### Work instructions
Whatever the data contains, copy all of it exactly.

====== Provided data

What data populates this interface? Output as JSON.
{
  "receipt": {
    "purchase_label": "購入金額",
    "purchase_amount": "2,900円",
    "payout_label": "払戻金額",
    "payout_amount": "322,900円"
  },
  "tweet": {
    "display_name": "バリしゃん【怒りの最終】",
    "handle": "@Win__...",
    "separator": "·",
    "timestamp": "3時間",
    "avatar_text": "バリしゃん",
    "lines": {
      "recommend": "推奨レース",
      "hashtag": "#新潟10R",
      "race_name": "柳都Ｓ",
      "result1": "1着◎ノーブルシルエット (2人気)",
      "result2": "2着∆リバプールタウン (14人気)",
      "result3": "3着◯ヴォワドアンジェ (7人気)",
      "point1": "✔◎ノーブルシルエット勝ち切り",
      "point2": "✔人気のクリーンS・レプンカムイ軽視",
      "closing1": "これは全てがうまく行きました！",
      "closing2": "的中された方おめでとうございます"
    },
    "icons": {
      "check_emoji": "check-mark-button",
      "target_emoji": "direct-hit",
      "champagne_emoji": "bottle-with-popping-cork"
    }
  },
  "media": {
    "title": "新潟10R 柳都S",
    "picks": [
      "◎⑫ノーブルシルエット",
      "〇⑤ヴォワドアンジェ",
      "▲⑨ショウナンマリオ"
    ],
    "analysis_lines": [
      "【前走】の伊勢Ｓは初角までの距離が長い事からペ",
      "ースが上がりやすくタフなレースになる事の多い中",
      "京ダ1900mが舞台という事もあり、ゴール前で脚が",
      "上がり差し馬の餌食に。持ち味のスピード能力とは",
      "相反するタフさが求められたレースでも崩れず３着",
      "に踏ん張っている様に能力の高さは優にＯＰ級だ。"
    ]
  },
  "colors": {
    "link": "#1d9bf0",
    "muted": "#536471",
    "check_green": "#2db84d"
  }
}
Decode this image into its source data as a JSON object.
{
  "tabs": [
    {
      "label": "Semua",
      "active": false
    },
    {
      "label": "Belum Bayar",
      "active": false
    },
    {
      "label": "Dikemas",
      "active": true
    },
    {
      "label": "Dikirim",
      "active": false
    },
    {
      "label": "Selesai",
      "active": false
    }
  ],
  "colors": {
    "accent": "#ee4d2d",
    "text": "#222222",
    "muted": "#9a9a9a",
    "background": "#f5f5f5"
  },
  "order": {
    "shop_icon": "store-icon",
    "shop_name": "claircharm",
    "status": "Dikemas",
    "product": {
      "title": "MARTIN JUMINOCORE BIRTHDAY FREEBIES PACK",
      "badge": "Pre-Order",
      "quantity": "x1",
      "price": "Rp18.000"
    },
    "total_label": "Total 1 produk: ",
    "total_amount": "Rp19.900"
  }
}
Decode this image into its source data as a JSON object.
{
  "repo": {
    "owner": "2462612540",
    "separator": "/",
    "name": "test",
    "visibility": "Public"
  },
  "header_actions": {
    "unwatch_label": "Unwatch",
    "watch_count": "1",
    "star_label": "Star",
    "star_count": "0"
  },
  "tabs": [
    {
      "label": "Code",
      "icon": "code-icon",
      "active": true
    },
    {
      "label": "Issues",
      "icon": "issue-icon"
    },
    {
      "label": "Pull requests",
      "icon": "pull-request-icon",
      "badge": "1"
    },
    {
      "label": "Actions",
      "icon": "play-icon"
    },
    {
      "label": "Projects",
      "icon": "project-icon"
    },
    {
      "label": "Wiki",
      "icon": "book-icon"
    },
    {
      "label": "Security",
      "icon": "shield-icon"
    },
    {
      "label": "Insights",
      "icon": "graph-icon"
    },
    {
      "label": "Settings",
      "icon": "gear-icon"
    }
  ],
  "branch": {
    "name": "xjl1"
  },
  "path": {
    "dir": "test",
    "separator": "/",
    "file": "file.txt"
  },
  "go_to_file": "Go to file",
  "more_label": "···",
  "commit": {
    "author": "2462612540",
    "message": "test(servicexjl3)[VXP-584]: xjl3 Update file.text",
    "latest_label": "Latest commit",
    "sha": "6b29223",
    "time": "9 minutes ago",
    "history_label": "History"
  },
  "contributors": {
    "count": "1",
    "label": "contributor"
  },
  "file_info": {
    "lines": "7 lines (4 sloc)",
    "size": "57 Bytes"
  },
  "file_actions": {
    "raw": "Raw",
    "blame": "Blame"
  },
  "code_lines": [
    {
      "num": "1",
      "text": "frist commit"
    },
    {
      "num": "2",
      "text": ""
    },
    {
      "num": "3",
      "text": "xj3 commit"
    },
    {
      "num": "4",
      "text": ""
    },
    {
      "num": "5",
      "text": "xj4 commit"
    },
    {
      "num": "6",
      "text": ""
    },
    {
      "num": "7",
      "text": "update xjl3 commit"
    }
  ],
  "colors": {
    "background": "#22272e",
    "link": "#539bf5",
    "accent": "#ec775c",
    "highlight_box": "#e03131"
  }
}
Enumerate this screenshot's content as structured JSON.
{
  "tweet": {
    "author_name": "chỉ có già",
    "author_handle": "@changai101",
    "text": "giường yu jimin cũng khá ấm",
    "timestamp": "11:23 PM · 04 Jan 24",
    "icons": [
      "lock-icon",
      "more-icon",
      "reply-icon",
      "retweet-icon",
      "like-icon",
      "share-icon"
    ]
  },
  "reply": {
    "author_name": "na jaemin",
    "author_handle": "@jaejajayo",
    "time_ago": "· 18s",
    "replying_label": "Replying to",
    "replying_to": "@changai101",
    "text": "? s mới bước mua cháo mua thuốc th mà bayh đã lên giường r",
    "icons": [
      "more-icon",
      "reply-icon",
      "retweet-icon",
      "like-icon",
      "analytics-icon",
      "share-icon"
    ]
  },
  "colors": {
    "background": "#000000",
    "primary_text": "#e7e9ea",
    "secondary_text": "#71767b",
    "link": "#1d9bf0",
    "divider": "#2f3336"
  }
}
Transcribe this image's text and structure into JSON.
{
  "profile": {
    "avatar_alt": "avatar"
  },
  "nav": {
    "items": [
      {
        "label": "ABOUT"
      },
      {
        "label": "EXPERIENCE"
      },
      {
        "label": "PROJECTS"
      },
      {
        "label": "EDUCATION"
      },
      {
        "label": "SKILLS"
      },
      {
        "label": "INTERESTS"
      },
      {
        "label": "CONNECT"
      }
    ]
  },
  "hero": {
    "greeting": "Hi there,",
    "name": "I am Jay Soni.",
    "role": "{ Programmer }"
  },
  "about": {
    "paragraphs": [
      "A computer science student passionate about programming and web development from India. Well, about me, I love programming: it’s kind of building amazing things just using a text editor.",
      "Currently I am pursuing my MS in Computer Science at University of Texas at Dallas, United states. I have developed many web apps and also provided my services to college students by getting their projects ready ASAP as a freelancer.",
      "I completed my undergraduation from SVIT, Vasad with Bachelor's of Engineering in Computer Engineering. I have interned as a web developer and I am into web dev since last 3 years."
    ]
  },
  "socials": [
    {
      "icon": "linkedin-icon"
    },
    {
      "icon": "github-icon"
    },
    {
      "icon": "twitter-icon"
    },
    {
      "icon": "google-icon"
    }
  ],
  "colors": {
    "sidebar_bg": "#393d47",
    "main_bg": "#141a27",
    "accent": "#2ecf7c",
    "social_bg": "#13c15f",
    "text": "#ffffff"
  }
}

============

### Result of the task
What data populates this interface? Output as JSON.
{
  "receipt": {
    "purchase_label": "購入金額",
    "purchase_amount": "2,900円",
    "payout_label": "払戻金額",
    "payout_amount": "322,900円"
  },
  "tweet": {
    "display_name": "バリしゃん【怒りの最終】",
    "handle": "@Win__...",
    "separator": "·",
    "timestamp": "3時間",
    "avatar_text": "バリしゃん",
    "lines": {
      "recommend": "推奨レース",
      "hashtag": "#新潟10R",
      "race_name": "柳都Ｓ",
      "result1": "1着◎ノーブルシルエット (2人気)",
      "result2": "2着∆リバプールタウン (14人気)",
      "result3": "3着◯ヴォワドアンジェ (7人気)",
      "point1": "✔◎ノーブルシルエット勝ち切り",
      "point2": "✔人気のクリーンS・レプンカムイ軽視",
      "closing1": "これは全てがうまく行きました！",
      "closing2": "的中された方おめでとうございます"
    },
    "icons": {
      "check_emoji": "check-mark-button",
      "target_emoji": "direct-hit",
      "champagne_emoji": "bottle-with-popping-cork"
    }
  },
  "media": {
    "title": "新潟10R 柳都S",
    "picks": [
      "◎⑫ノーブルシルエット",
      "〇⑤ヴォワドアンジェ",
      "▲⑨ショウナンマリオ"
    ],
    "analysis_lines": [
      "【前走】の伊勢Ｓは初角までの距離が長い事からペ",
      "ースが上がりやすくタフなレースになる事の多い中",
      "京ダ1900mが舞台という事もあり、ゴール前で脚が",
      "上がり差し馬の餌食に。持ち味のスピード能力とは",
      "相反するタフさが求められたレースでも崩れず３着",
      "に踏ん張っている様に能力の高さは優にＯＰ級だ。"
    ]
  },
  "colors": {
    "link": "#1d9bf0",
    "muted": "#536471",
    "check_green": "#2db84d"
  }
}
Decode this image into its source data as a JSON object.
{
  "tabs": [
    {
      "label": "Semua",
      "active": false
    },
    {
      "label": "Belum Bayar",
      "active": false
    },
    {
      "label": "Dikemas",
      "active": true
    },
    {
      "label": "Dikirim",
      "active": false
    },
    {
      "label": "Selesai",
      "active": false
    }
  ],
  "colors": {
    "accent": "#ee4d2d",
    "text": "#222222",
    "muted": "#9a9a9a",
    "background": "#f5f5f5"
  },
  "order": {
    "shop_icon": "store-icon",
    "shop_name": "claircharm",
    "status": "Dikemas",
    "product": {
      "title": "MARTIN JUMINOCORE BIRTHDAY FREEBIES PACK",
      "badge": "Pre-Order",
      "quantity": "x1",
      "price": "Rp18.000"
    },
    "total_label": "Total 1 produk: ",
    "total_amount": "Rp19.900"
  }
}
Decode this image into its source data as a JSON object.
{
  "repo": {
    "owner": "2462612540",
    "separator": "/",
    "name": "test",
    "visibility": "Public"
  },
  "header_actions": {
    "unwatch_label": "Unwatch",
    "watch_count": "1",
    "star_label": "Star",
    "star_count": "0"
  },
  "tabs": [
    {
      "label": "Code",
      "icon": "code-icon",
      "active": true
    },
    {
      "label": "Issues",
      "icon": "issue-icon"
    },
    {
      "label": "Pull requests",
      "icon": "pull-request-icon",
      "badge": "1"
    },
    {
      "label": "Actions",
      "icon": "play-icon"
    },
    {
      "label": "Projects",
      "icon": "project-icon"
    },
    {
      "label": "Wiki",
      "icon": "book-icon"
    },
    {
      "label": "Security",
      "icon": "shield-icon"
    },
    {
      "label": "Insights",
      "icon": "graph-icon"
    },
    {
      "label": "Settings",
      "icon": "gear-icon"
    }
  ],
  "branch": {
    "name": "xjl1"
  },
  "path": {
    "dir": "test",
    "separator": "/",
    "file": "file.txt"
  },
  "go_to_file": "Go to file",
  "more_label": "···",
  "commit": {
    "author": "2462612540",
    "message": "test(servicexjl3)[VXP-584]: xjl3 Update file.text",
    "latest_label": "Latest commit",
    "sha": "6b29223",
    "time": "9 minutes ago",
    "history_label": "History"
  },
  "contributors": {
    "count": "1",
    "label": "contributor"
  },
  "file_info": {
    "lines": "7 lines (4 sloc)",
    "size": "57 Bytes"
  },
  "file_actions": {
    "raw": "Raw",
    "blame": "Blame"
  },
  "code_lines": [
    {
      "num": "1",
      "text": "frist commit"
    },
    {
      "num": "2",
      "text": ""
    },
    {
      "num": "3",
      "text": "xj3 commit"
    },
    {
      "num": "4",
      "text": ""
    },
    {
      "num": "5",
      "text": "xj4 commit"
    },
    {
      "num": "6",
      "text": ""
    },
    {
      "num": "7",
      "text": "update xjl3 commit"
    }
  ],
  "colors": {
    "background": "#22272e",
    "link": "#539bf5",
    "accent": "#ec775c",
    "highlight_box": "#e03131"
  }
}
Enumerate this screenshot's content as structured JSON.
{
  "tweet": {
    "author_name": "chỉ có già",
    "author_handle": "@changai101",
    "text": "giường yu jimin cũng khá ấm",
    "timestamp": "11:23 PM · 04 Jan 24",
    "icons": [
      "lock-icon",
      "more-icon",
      "reply-icon",
      "retweet-icon",
      "like-icon",
      "share-icon"
    ]
  },
  "reply": {
    "author_name": "na jaemin",
    "author_handle": "@jaejajayo",
    "time_ago": "· 18s",
    "replying_label": "Replying to",
    "replying_to": "@changai101",
    "text": "? s mới bước mua cháo mua thuốc th mà bayh đã lên giường r",
    "icons": [
      "more-icon",
      "reply-icon",
      "retweet-icon",
      "like-icon",
      "analytics-icon",
      "share-icon"
    ]
  },
  "colors": {
    "background": "#000000",
    "primary_text": "#e7e9ea",
    "secondary_text": "#71767b",
    "link": "#1d9bf0",
    "divider": "#2f3336"
  }
}
Transcribe this image's text and structure into JSON.
{
  "profile": {
    "avatar_alt": "avatar"
  },
  "nav": {
    "items": [
      {
        "label": "ABOUT"
      },
      {
        "label": "EXPERIENCE"
      },
      {
        "label": "PROJECTS"
      },
      {
        "label": "EDUCATION"
      },
      {
        "label": "SKILLS"
      },
      {
        "label": "INTERESTS"
      },
      {
        "label": "CONNECT"
      }
    ]
  },
  "hero": {
    "greeting": "Hi there,",
    "name": "I am Jay Soni.",
    "role": "{ Programmer }"
  },
  "about": {
    "paragraphs": [
      "A computer science student passionate about programming and web development from India. Well, about me, I love programming: it’s kind of building amazing things just using a text editor.",
      "Currently I am pursuing my MS in Computer Science at University of Texas at Dallas, United states. I have developed many web apps and also provided my services to college students by getting their projects ready ASAP as a freelancer.",
      "I completed my undergraduation from SVIT, Vasad with Bachelor's of Engineering in Computer Engineering. I have interned as a web developer and I am into web dev since last 3 years."
    ]
  },
  "socials": [
    {
      "icon": "linkedin-icon"
    },
    {
      "icon": "github-icon"
    },
    {
      "icon": "twitter-icon"
    },
    {
      "icon": "google-icon"
    }
  ],
  "colors": {
    "sidebar_bg": "#393d47",
    "main_bg": "#141a27",
    "accent": "#2ecf7c",
    "social_bg": "#13c15f",
    "text": "#ffffff"
  }
}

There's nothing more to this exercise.